TASK REQUIREMENTS
Show each line from the listing that includes the word "image".
- - -
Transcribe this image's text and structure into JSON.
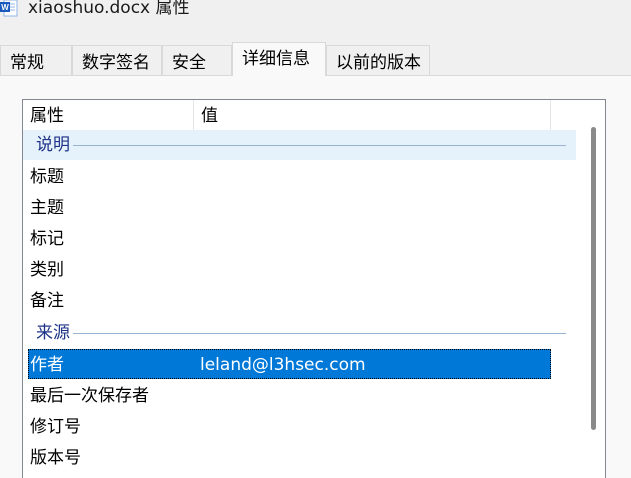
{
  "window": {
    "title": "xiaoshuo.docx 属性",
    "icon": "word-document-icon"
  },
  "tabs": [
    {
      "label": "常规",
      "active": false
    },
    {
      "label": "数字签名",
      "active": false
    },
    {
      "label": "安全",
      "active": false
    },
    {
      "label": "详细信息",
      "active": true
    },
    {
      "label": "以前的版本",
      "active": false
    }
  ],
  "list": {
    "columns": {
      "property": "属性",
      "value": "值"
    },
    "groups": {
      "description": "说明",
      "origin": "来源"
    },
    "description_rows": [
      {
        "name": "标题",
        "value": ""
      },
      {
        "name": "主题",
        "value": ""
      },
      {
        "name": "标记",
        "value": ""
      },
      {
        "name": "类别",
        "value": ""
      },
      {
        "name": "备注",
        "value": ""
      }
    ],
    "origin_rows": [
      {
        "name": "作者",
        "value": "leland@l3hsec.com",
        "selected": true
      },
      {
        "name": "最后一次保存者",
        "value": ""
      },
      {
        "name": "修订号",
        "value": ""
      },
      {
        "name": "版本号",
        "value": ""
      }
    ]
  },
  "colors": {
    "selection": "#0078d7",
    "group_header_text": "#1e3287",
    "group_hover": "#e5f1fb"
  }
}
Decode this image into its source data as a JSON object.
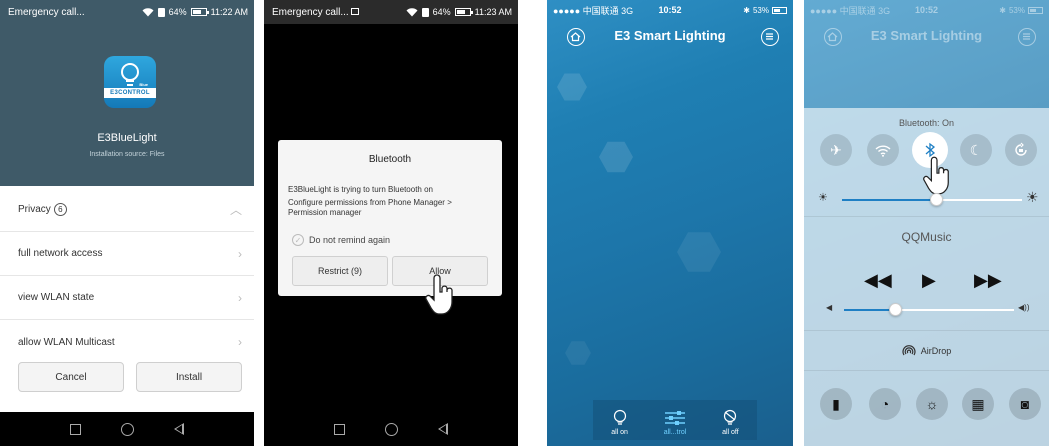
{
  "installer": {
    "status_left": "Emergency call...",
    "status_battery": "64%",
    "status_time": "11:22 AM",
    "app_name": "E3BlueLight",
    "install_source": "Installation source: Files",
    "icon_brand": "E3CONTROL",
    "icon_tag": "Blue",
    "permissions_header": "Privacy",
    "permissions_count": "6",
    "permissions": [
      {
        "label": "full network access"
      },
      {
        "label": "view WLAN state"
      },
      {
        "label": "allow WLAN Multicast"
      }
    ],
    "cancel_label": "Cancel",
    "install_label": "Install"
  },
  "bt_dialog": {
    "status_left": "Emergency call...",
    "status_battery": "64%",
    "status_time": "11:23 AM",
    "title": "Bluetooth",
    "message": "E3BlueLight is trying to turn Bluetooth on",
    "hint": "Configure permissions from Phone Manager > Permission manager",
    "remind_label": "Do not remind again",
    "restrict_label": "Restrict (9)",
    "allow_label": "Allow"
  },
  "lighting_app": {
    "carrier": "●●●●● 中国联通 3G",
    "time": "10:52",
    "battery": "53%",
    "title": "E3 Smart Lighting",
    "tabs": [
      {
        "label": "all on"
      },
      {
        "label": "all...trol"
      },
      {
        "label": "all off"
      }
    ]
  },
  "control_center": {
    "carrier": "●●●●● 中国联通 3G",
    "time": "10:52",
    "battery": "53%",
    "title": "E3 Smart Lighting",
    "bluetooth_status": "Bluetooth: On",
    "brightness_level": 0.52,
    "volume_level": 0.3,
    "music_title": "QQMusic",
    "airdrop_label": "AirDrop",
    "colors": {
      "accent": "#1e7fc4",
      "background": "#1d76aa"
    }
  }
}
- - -
WRITTEN ANSWER
Transcribe this image's text and structure into JSON.
Decode this image into its source data as a JSON object.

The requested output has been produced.